A columbarium is constructed above ground and contains numerous small compartments (niches) designed to hold urns containing cremated remains.
If I'm going to be cremated, why would I want my remains to be placed in a columbarium, or interred or scattered at the cemetery? Why shouldn't I just have them scattered in a lake or in some other place of my choosing?
As long as it is permitted by local regulations, the cremated remains can be scattered in a place that is meaningful to you. This can, however, present difficulties for your survivors. Some people may find it hard to simply pour the mortal remains of a loved one out onto the ground or into a lake. If you wish to be scattered somewhere, it is therefore important to discuss your wishes ahead of time with the person or persons who will actually have to do the scattering. Another difficulty with scattering can occur when the remains are disposed of in an anonymous, unmarked or public place. Access to the area may be restricted for some reason in the future, undeveloped land may be developed, or any of a host of other conditions may arise that could make it difficult for your survivors to visit the site to remember you. Even if your cremated remains are scattered in your backyard, what happens if your survivors relocate sometime in the future? Once scattered, cremated remains cannot be collected. Having your remains placed, interred or scattered on cemetery grounds ensures that future generations will have a place to go to remember. If remains are scattered somewhere outside the cemetery, many cemeteries will allow you to place a memorial of some type on the cemetery grounds, so survivors have a place to visit that will always be maintained and preserved.

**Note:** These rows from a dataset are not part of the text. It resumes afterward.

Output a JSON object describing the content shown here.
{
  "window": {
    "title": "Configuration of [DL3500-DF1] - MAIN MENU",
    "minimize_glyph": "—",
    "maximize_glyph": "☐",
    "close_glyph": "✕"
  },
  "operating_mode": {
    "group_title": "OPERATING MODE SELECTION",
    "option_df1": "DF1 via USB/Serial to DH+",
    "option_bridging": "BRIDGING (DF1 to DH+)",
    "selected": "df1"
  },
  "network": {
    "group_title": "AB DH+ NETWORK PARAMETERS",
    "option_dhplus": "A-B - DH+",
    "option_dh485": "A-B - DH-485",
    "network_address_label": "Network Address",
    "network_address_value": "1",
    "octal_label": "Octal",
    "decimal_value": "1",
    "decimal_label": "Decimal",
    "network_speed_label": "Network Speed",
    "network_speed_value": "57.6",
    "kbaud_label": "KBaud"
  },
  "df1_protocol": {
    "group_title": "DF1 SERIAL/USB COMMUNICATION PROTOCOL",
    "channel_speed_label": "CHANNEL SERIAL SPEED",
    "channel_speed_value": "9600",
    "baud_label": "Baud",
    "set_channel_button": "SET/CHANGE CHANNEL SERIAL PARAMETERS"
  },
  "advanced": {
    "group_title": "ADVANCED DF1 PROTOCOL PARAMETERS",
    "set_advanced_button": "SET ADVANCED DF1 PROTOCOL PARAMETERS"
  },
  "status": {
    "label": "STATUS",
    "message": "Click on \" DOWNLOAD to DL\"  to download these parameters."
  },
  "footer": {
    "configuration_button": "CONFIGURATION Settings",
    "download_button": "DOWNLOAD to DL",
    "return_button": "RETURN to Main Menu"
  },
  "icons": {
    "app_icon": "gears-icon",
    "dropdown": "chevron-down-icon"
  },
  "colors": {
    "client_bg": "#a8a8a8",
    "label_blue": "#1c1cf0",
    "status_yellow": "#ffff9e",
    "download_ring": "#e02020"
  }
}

Because it provides a focal point for memorializing the deceased. To remember, and be remembered, are natural human needs. Throughout human history, memorialization of the dead has been a key component of almost every culture. Psychologists say that remembrance practices, from the funeral or memorial service to permanent memorialization, serve an important emotional function for survivors by helping to bring closure and allowing the healing process to begin. Providing a permanent resting place for the deceased is a dignified treatment for a loved one's mortal remains, which fulfills the natural human desire for memorialization.
Yes. Depending upon the cemetery's policy, you may be able to have the cremated remains buried on top of the casketed remains of your spouse, or utilize the space provided next to him/her. Many cemeteries allow for multiple cremated remains to be interred in a single grave space.
Yes. The remains are normally placed in an urn. Most families select an urn that is suitable for placement on a mantle or shelf. Urns are available in a variety of shapes, sizes and materials.
Yes, in many cases, cremation providers will allow family members to be present when the body is placed into the cremation chamber. In fact, some religious groups include this as part of their funeral custom.
Urns are used as a permanent container for cremated remains. They can be made from a variety of materials such as bronze, marble, porcelain, ceramic and hardwoods, and are available in many shapes and styles. The urn may be placed in a columbarium, which is a building or structure for cremated remains, where single niche spaces or family units may be selected. Niches are generally recessed compartments enclosed by either glass protecting an engraved urn or ornamental fronts upon which the names and dates are inscribed. Urns may also be buried in family lots or, in many cemeteries, there are specially designed areas for the interment of urns, called urn gardens. Urns may also be kept at the home of a survivor, in remembrance of the deceased. If the family chooses to scatter the cremated remains, the family may keep the urn in any of these places as a memorial to the deceased.
A keepsake urn has been designed for those who wish to keep a small portion of the cremated remains and/or a lock of hair in their personal possession.